Many people are fond of beautiful old paintings that are found in museums. After all, they are so meaningful and creative in nature, it's difficult to keep your eyes off those masterpieces.
However, a recent research has led to the findings that indicate the presence of toxin in the paintings that are loved and cherished by admirers from around the world. A study has been conducted that indirectly led to the conclusion of the museum paintings being poisonous.

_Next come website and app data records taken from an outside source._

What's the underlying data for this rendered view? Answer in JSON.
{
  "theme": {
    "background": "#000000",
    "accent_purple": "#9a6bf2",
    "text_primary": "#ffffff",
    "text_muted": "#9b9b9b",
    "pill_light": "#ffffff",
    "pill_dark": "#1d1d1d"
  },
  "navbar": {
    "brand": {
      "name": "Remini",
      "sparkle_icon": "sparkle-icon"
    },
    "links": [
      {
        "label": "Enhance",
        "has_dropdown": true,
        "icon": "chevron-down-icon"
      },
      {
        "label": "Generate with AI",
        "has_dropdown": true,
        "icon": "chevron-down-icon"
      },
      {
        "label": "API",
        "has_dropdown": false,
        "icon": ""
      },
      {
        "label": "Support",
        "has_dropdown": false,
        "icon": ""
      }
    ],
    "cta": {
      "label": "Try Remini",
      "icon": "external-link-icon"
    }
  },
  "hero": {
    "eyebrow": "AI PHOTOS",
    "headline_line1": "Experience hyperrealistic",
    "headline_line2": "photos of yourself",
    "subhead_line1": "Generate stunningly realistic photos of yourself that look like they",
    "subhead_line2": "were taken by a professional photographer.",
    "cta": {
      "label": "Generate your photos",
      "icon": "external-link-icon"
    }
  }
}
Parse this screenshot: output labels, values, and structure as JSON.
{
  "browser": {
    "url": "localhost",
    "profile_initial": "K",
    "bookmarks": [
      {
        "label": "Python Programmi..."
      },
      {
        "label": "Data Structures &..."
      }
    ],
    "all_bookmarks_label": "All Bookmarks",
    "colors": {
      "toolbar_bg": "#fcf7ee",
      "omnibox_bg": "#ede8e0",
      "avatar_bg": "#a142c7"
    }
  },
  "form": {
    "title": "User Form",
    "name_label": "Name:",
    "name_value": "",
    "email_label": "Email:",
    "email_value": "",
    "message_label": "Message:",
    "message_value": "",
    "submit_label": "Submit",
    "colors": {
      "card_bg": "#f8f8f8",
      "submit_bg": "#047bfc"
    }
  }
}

Recently, three rare books based on historical topics were obtained by a research group from the University of Southern Denmark. The researchers took those books to understand the content provided in it, which contained Latin texts that were hard to read because of an intense layer of green paint that appeared over the old handwritten alphabets. The motive behind obtaining the books was that the library already discovered that medieval manuscript fragments were used to create covers of the then-books.
To make the Latin texts readable, the books belonging to the 16th and 17th centuries were taken for micro-XRF examination. This is an X-ray fluorescence analysis that helps in the detection of the chemicals present in the books. It also helps in identifying whether a book has any poisonous quality.
The technique is highly used by the archaeologists and artists while investigating the chemical contents of a piece. During the examination, it was found that these books contain arsenic, which is a naturally occurring metalloid, which basically exist in combination with carbon and hydrogen.
One of the characteristics of arsenic is that its poisonous nature is never lost. The findings took the researchers to focus on the museum paintings as the records depict the impressionist and post-impressionist painters used different forms of the chemical to develop the masterpieces during the industrial production of Paris green.
In fact, not only the museum masterpieces but different materials, including book covers and clothes, may have the Paris green coating that can prove to be harmful for users. It was merely an attempt of the researchers to read those historic pieces, containing Latin texts, which accidentally led to the conclusion about the books being poisonous, thereby leading to the inference that museum paintings, too, possess arsenic content.